Last week, the Justice Department announced new policies for prosecuting corporate employees. This was in response to criticism the DOJ received for failing to indict enough bankers in the wake of the recent financial crisis. Indicting these individuals can be very difficult and many of the challenges facing prosecutors still remain despite the new policies outlined. “White-collar cases are hard to prove, because they’re very complex and if you don’t have direct evidence of fraud, there’s room for arguments on both sides,” said David O’Neill, former acting head of the criminal division of the Justice Department in Washington.
The financial system is also growing increasingly more complex and global, which adds further strain on the DOJ—an organization with the majority of its limited resources allocated for fighting terrorism instead of white collar crime.
Sally Q. Yates, the deputy attorney general and author of the new guidelines, emphasized the importance of one of the key new policies: full and complete disclosure. Under the new rules, bankers and other corporate employees will have less breathing room in establishing their lack of involvement and no one will be rewarded for disclosing anything other than the complete truth. This means that companies will feel added pressure to reveal names during investigations. Now individuals may worry about having their own reputations and interests harmed during discovery, which could prove to be a powerful deterrent.

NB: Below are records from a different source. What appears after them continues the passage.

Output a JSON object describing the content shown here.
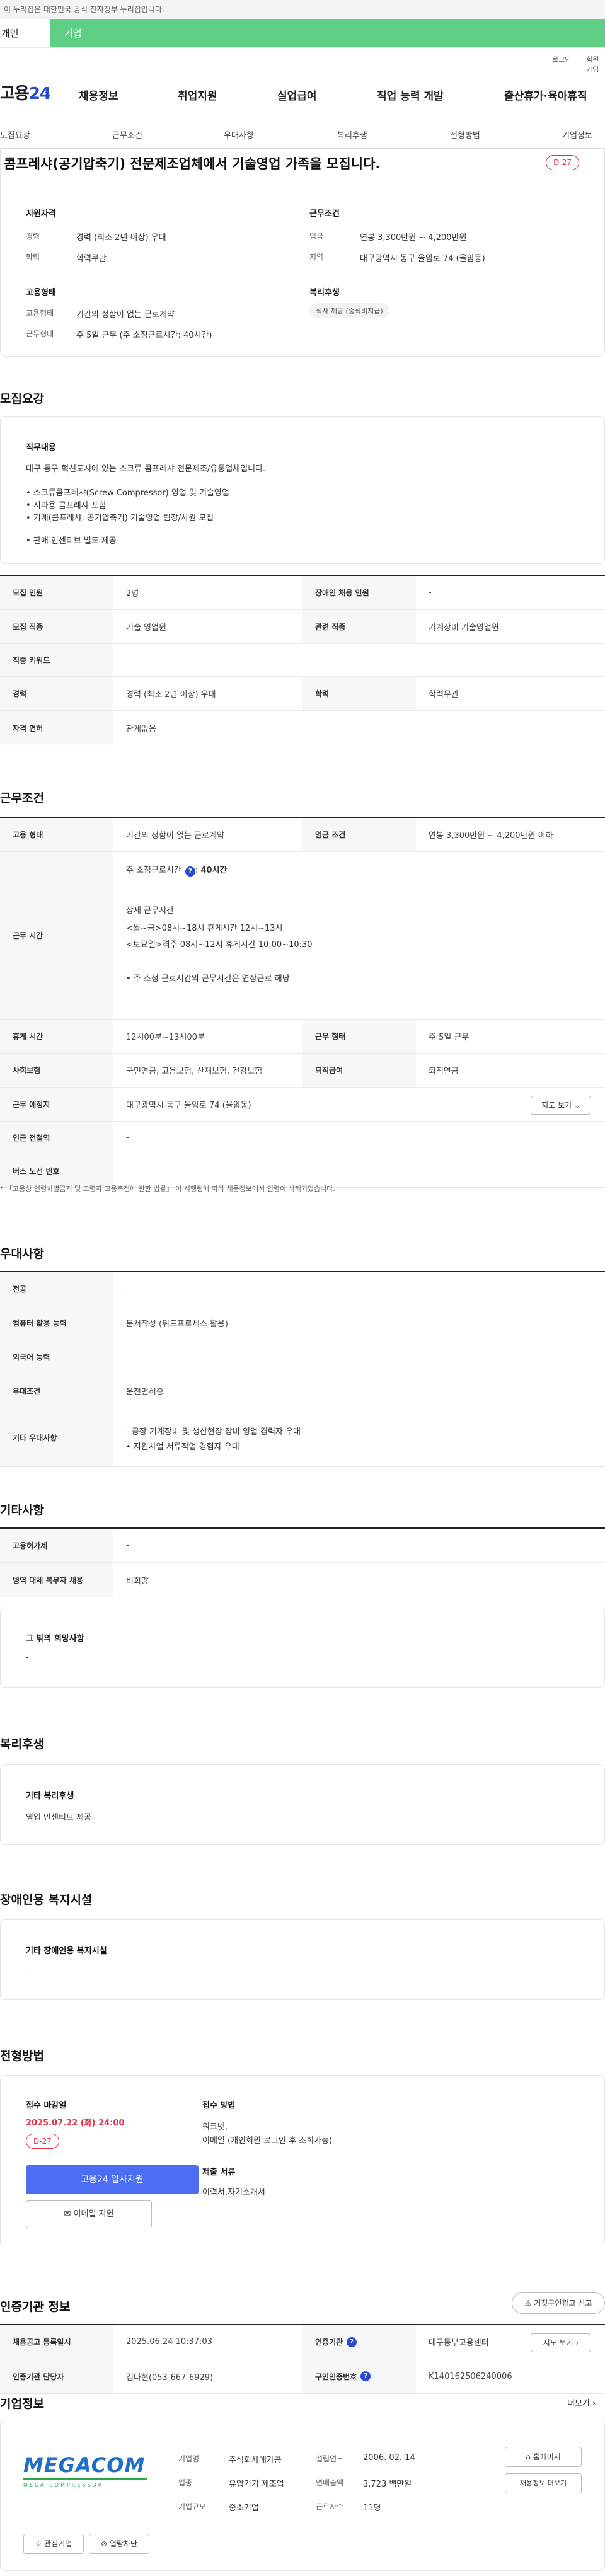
{
  "gov_banner": "이 누리집은 대한민국 공식 전자정부 누리집입니다.",
  "tabs": {
    "personal": "개인",
    "company": "기업"
  },
  "util": {
    "login": "로그인",
    "join": "회원가입"
  },
  "logo": {
    "main": "고용",
    "num": "24"
  },
  "gnb": [
    "채용정보",
    "취업지원",
    "실업급여",
    "직업 능력 개발",
    "출산휴가·육아휴직"
  ],
  "anchor": [
    "모집요강",
    "근무조건",
    "우대사항",
    "복리후생",
    "전형방법",
    "기업정보"
  ],
  "summary": {
    "title": "콤프레샤(공기압축기) 전문제조업체에서 기술영업 가족을 모집니다.",
    "dday": "D-27",
    "qual_h": "지원자격",
    "qual_career_k": "경력",
    "qual_career_v": "경력 (최소 2년 이상) 우대",
    "qual_edu_k": "학력",
    "qual_edu_v": "학력무관",
    "work_h": "근무조건",
    "work_wage_k": "임금",
    "work_wage_v": "연봉 3,300만원 ~ 4,200만원",
    "work_loc_k": "지역",
    "work_loc_v": "대구광역시 동구 율암로 74 (율암동)",
    "form_h": "고용형태",
    "form_type_k": "고용형태",
    "form_type_v": "기간의 정함이 없는 근로계약",
    "form_hours_k": "근무형태",
    "form_hours_v": "주 5일 근무 (주 소정근로시간: 40시간)",
    "welfare_h": "복리후생",
    "welfare_chip": "식사 제공 (중식비지급)"
  },
  "recruit": {
    "sec": "모집요강",
    "duty_h": "직무내용",
    "duty_1": "대구 동구 혁신도시에 있는 스크류 콤프레샤 전문제조/유통업체입니다.",
    "duty_2": "• 스크류콤프레샤(Screw Compressor) 영업 및 기술영업",
    "duty_3": "• 지과용 콤프레샤 포함",
    "duty_4": "• 기계(콤프레샤, 공기압축기) 기술영업  팀장/사원 모집",
    "duty_5": "• 판매 인센티브 별도 제공",
    "r1": [
      "모집 인원",
      "2명",
      "장애인 채용 인원",
      "-"
    ],
    "r2": [
      "모집 직종",
      "기술 영업원",
      "관련 직종",
      "기계장비 기술영업원"
    ],
    "r3": [
      "직종 키워드",
      "-"
    ],
    "r4": [
      "경력",
      "경력 (최소 2년 이상) 우대",
      "학력",
      "학력무관"
    ],
    "r5": [
      "자격 면허",
      "관계없음"
    ]
  },
  "work": {
    "sec": "근무조건",
    "r1": [
      "고용 형태",
      "기간의 정함이 없는 근로계약",
      "임금 조건",
      "연봉 3,300만원 ~ 4,200만원 이하"
    ],
    "hours_k": "근무 시간",
    "hours_1": "주 소정근로시간",
    "hours_1b": "40시간",
    "hours_2": "상세 근무시간",
    "hours_3": "<월~금>08시~18시  휴게시간 12시~13시",
    "hours_4": "<토요일>격주 08시~12시 휴게시간 10:00~10:30",
    "hours_5": "• 주 소정 근로시간의 근무시간은 연장근로 해당",
    "r3": [
      "휴게 시간",
      "12시00분~13시00분",
      "근무 형태",
      "주 5일 근무"
    ],
    "r4": [
      "사회보험",
      "국민연금, 고용보험, 산재보험, 건강보험",
      "퇴직급여",
      "퇴직연금"
    ],
    "r5": [
      "근무 예정지",
      "대구광역시 동구 율암로 74 (율암동)"
    ],
    "map_btn": "지도 보기",
    "r6": [
      "인근 전철역",
      "-"
    ],
    "r7": [
      "버스 노선 번호",
      "-"
    ],
    "note": "* 「고용상 연령차별금지 및 고령자 고용촉진에 관한 법률」 이 시행됨에 따라 채용정보에서 연령이 삭제되었습니다."
  },
  "pref": {
    "sec": "우대사항",
    "r1": [
      "전공",
      "-"
    ],
    "r2": [
      "컴퓨터 활용 능력",
      "문서작성 (워드프로세스 활용)"
    ],
    "r3": [
      "외국어 능력",
      "-"
    ],
    "r4": [
      "우대조건",
      "운전면허증"
    ],
    "r5k": "기타 우대사항",
    "r5a": "- 공장 기계장비 및 생산현장 장비 영업 경력자 우대",
    "r5b": "• 지원사업 서류작업 경험자 우대"
  },
  "etc": {
    "sec": "기타사항",
    "r1": [
      "고용허가제",
      "-"
    ],
    "r2": [
      "병역 대체 복무자 채용",
      "비희망"
    ],
    "hope_h": "그 밖의 희망사항",
    "hope_v": "-"
  },
  "welfare": {
    "sec": "복리후생",
    "h": "기타 복리후생",
    "v": "영업 인센티브 제공"
  },
  "disab": {
    "sec": "장애인용 복지시설",
    "h": "기타 장애인용 복지시설",
    "v": "-"
  },
  "apply": {
    "sec": "전형방법",
    "deadline_h": "접수 마감일",
    "deadline_v": "2025.07.22 (화) 24:00",
    "dday": "D-27",
    "btn_apply": "고용24 입사지원",
    "btn_email": "이메일 지원",
    "method_h": "접수 방법",
    "method_1": "워크넷,",
    "method_2": "이메일 (개인회원 로그인 후 조회가능)",
    "docs_h": "제출 서류",
    "docs_v": "이력서,자기소개서"
  },
  "agency": {
    "sec": "인증기관 정보",
    "report_btn": "거짓구인광고 신고",
    "r1": [
      "채용공고 등록일시",
      "2025.06.24 10:37:03",
      "인증기관",
      "대구동부고용센터"
    ],
    "map_btn": "지도 보기",
    "r2": [
      "인증기관 담당자",
      "김나현(053-667-6929)",
      "구인인증번호",
      "K140162506240006"
    ]
  },
  "company": {
    "sec": "기업정보",
    "more": "더보기",
    "logo_text": "MEGACOM",
    "logo_sub": "MEGA COMPRESSOR",
    "f1k": "기업명",
    "f1v": "주식회사메가콤",
    "f2k": "업종",
    "f2v": "유압기기 제조업",
    "f3k": "기업규모",
    "f3v": "중소기업",
    "g1k": "설립연도",
    "g1v": "2006. 02. 14",
    "g2k": "연매출액",
    "g2v": "3,723 백만원",
    "g3k": "근로자수",
    "g3v": "11명",
    "btn_home": "홈페이지",
    "btn_more": "채용정보 더보기",
    "btn_fav": "관심기업",
    "btn_block": "열람차단"
  }
}
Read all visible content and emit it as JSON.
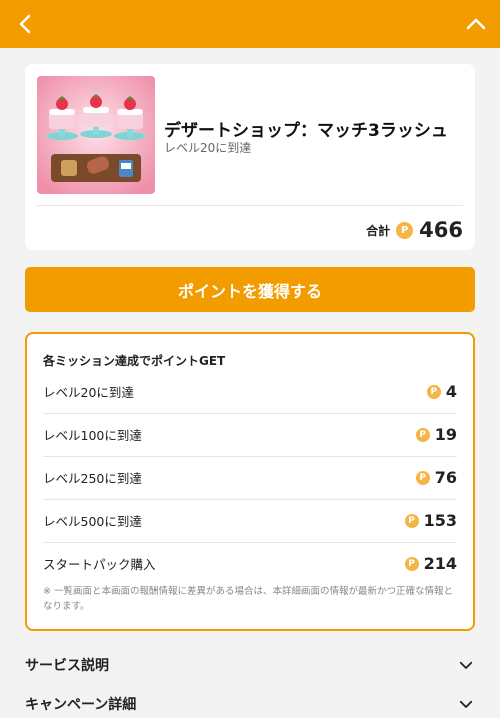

However, the insulation that executives often enjoy from low level misconduct can make it difficult to find a smoking gun witness. Corporate cases are often built from internal investigations conducted by private lawyers hired by the companies themselves. Another problem is extradition and international law. For example, two traders from JP Morgan involved in a $6 billion loss never saw the inside of a courtroom because they were overseas. Accordingly, Yates prefers to see these policy guidelines as a “first step” rather than as a complete solution. “The fact that this policy may lead to more indictments doesn’t mean that it will result in more convictions or jail time,” Yates said.